You were saying, Tim?

02-06-2010, 06:31 PM
Well, this was written 4 and a half years ago. And looking at news stories, that drought did last another 2 years like he forecasted, and it did have impacts on water rationing and such.


02-06-2010, 06:43 PM
Flummery also predicted large sea level rises (never happend), Perth being out of water in a month (it isnt) Sydney being out of water in two years, (it isnt) the Barrier Reef dying (it didnt)

From Andrew Bolt (http://blogs.news.com.au/heraldsun/andrewbolt/index.php/heraldsun/comments/column_the_10_worst_warming_predictions/)

In March, Flannery said: “The water problem is so severe for Adelaide that it may run out of water by early 2009.”

In fact, Adelaide’s reservoirs are now 75 per cent full, just weeks from 2009.

In June last year, Flannery warned Brisbane’s “water supplies are so low they need desalinated water urgently, possibly in as little as 18 months”.

In fact, 18 months later, its dams are 46 per cent full after Brisbane’s wettest spring in 27 years.

In 2005, Flannery predicted Sydney’s dams could be dry in just two years.

In fact, three years later its dams are 63 per cent full, not least because June last year was its wettest since 1951.

In 2004, Flannery said global warming would cause such droughts that “there is a fair chance Perth will be the 21st century’s first ghost metropolis”.

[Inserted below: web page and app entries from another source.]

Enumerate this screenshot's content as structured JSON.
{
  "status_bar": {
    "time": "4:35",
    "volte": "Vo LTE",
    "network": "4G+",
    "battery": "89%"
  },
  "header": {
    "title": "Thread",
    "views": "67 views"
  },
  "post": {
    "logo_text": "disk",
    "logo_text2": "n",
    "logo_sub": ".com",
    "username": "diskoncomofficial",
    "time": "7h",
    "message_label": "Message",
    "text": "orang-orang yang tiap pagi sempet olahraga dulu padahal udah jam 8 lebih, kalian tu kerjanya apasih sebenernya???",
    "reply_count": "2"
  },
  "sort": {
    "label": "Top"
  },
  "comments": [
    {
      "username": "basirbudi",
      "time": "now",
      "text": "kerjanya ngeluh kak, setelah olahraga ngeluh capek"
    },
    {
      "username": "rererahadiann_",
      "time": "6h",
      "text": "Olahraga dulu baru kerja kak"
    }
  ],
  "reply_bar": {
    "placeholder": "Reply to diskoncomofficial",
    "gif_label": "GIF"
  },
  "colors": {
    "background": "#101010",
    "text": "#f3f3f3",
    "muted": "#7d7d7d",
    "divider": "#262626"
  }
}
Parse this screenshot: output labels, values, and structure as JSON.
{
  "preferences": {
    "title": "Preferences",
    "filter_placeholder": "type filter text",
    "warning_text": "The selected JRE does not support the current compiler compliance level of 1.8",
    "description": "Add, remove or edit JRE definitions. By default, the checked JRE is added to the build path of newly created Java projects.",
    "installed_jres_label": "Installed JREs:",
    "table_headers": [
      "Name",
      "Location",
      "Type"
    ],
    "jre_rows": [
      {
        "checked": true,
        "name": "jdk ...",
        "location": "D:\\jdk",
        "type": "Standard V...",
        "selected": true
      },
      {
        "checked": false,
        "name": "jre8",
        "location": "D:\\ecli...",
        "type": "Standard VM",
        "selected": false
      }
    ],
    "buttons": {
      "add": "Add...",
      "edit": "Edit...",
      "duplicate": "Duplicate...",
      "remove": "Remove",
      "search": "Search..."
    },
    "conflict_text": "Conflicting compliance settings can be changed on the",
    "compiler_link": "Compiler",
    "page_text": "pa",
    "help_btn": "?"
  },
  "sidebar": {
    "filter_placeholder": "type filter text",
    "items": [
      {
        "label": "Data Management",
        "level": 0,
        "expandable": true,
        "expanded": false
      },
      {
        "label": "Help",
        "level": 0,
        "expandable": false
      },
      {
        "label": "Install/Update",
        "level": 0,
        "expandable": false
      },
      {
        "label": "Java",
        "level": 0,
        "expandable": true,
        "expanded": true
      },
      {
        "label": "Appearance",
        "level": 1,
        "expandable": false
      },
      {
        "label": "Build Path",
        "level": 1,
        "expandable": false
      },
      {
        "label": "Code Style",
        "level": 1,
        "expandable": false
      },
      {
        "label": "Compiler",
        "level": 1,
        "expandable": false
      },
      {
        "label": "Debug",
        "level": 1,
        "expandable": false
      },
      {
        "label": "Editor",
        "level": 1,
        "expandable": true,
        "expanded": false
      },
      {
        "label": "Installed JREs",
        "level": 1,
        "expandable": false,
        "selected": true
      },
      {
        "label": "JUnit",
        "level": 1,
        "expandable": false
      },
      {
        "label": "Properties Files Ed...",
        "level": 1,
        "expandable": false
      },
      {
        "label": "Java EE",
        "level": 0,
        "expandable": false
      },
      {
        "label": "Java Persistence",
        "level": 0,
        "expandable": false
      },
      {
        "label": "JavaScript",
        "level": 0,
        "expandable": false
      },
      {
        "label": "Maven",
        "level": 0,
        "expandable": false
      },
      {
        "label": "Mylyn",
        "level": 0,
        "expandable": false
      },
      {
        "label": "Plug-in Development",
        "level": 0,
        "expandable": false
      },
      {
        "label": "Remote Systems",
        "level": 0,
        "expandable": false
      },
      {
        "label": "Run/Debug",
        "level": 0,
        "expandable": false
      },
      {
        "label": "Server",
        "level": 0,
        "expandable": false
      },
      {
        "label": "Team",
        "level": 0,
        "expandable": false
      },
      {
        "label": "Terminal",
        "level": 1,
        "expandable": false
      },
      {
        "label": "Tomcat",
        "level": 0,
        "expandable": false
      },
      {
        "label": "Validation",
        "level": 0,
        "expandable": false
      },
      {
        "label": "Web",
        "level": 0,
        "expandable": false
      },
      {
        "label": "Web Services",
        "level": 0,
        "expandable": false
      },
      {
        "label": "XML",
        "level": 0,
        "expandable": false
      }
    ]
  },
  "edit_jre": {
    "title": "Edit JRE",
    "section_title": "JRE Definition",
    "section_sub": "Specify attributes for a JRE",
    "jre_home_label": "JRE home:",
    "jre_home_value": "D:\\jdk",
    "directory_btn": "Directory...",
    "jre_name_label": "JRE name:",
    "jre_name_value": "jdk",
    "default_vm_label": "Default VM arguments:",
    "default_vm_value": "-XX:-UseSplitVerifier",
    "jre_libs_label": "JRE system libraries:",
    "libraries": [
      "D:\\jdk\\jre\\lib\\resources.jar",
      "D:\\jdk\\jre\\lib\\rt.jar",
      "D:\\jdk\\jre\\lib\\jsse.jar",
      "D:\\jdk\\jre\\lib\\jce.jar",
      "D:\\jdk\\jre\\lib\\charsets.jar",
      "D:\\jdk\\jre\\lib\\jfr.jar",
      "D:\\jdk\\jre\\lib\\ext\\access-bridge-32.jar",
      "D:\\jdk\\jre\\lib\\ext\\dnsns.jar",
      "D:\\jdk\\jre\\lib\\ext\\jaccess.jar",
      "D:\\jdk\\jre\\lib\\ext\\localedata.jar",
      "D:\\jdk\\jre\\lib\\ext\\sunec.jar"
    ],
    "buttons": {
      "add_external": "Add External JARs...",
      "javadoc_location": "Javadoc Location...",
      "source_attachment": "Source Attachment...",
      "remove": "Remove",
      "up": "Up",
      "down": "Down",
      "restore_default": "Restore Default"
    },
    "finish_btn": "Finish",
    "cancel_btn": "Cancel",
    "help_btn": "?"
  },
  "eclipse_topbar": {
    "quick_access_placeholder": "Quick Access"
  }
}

In fact, Perth now has the lowest water restrictions of any state capital, thanks to its desalination plant and dams that are 40 per cent full after the city’s wettest November in 17 yearsCase CLOSED.